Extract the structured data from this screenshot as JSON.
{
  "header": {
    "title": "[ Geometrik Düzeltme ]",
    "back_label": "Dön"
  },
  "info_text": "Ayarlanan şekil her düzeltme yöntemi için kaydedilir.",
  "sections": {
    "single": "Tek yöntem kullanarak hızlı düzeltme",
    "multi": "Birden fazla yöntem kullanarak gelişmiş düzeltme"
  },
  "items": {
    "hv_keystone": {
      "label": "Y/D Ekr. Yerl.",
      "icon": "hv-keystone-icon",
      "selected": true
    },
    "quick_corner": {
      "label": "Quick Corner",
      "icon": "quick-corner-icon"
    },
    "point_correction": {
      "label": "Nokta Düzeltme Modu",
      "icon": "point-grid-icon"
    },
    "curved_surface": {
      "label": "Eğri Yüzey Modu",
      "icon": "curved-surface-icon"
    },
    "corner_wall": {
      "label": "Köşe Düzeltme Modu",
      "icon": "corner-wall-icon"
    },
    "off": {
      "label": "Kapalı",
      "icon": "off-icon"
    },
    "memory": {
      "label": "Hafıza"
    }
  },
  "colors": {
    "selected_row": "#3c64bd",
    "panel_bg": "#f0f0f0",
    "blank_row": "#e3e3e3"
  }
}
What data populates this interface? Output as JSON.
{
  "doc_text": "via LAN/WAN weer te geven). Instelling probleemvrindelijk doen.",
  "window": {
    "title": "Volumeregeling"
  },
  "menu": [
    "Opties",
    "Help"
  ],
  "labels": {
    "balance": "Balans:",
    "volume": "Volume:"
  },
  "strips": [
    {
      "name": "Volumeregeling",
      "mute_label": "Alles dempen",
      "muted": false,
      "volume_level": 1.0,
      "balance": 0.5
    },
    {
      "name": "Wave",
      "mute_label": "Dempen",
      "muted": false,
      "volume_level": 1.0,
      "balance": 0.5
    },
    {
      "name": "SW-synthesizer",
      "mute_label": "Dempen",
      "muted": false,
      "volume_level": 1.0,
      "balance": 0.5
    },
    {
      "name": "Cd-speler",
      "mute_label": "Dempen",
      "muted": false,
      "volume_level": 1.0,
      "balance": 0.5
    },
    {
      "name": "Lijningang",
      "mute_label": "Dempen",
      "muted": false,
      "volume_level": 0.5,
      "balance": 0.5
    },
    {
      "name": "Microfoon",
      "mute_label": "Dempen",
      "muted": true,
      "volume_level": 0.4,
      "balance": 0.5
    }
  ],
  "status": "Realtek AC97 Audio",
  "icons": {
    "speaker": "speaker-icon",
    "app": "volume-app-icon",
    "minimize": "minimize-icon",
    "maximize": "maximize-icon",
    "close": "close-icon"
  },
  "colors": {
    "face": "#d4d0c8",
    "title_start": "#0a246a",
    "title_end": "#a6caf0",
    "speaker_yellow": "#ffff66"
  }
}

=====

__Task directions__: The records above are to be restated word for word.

__Result__:
Extract the structured data from this screenshot as JSON.
{
  "header": {
    "title": "[ Geometrik Düzeltme ]",
    "back_label": "Dön"
  },
  "info_text": "Ayarlanan şekil her düzeltme yöntemi için kaydedilir.",
  "sections": {
    "single": "Tek yöntem kullanarak hızlı düzeltme",
    "multi": "Birden fazla yöntem kullanarak gelişmiş düzeltme"
  },
  "items": {
    "hv_keystone": {
      "label": "Y/D Ekr. Yerl.",
      "icon": "hv-keystone-icon",
      "selected": true
    },
    "quick_corner": {
      "label": "Quick Corner",
      "icon": "quick-corner-icon"
    },
    "point_correction": {
      "label": "Nokta Düzeltme Modu",
      "icon": "point-grid-icon"
    },
    "curved_surface": {
      "label": "Eğri Yüzey Modu",
      "icon": "curved-surface-icon"
    },
    "corner_wall": {
      "label": "Köşe Düzeltme Modu",
      "icon": "corner-wall-icon"
    },
    "off": {
      "label": "Kapalı",
      "icon": "off-icon"
    },
    "memory": {
      "label": "Hafıza"
    }
  },
  "colors": {
    "selected_row": "#3c64bd",
    "panel_bg": "#f0f0f0",
    "blank_row": "#e3e3e3"
  }
}
What data populates this interface? Output as JSON.
{
  "doc_text": "via LAN/WAN weer te geven). Instelling probleemvrindelijk doen.",
  "window": {
    "title": "Volumeregeling"
  },
  "menu": [
    "Opties",
    "Help"
  ],
  "labels": {
    "balance": "Balans:",
    "volume": "Volume:"
  },
  "strips": [
    {
      "name": "Volumeregeling",
      "mute_label": "Alles dempen",
      "muted": false,
      "volume_level": 1.0,
      "balance": 0.5
    },
    {
      "name": "Wave",
      "mute_label": "Dempen",
      "muted": false,
      "volume_level": 1.0,
      "balance": 0.5
    },
    {
      "name": "SW-synthesizer",
      "mute_label": "Dempen",
      "muted": false,
      "volume_level": 1.0,
      "balance": 0.5
    },
    {
      "name": "Cd-speler",
      "mute_label": "Dempen",
      "muted": false,
      "volume_level": 1.0,
      "balance": 0.5
    },
    {
      "name": "Lijningang",
      "mute_label": "Dempen",
      "muted": false,
      "volume_level": 0.5,
      "balance": 0.5
    },
    {
      "name": "Microfoon",
      "mute_label": "Dempen",
      "muted": true,
      "volume_level": 0.4,
      "balance": 0.5
    }
  ],
  "status": "Realtek AC97 Audio",
  "icons": {
    "speaker": "speaker-icon",
    "app": "volume-app-icon",
    "minimize": "minimize-icon",
    "maximize": "maximize-icon",
    "close": "close-icon"
  },
  "colors": {
    "face": "#d4d0c8",
    "title_start": "#0a246a",
    "title_end": "#a6caf0",
    "speaker_yellow": "#ffff66"
  }
}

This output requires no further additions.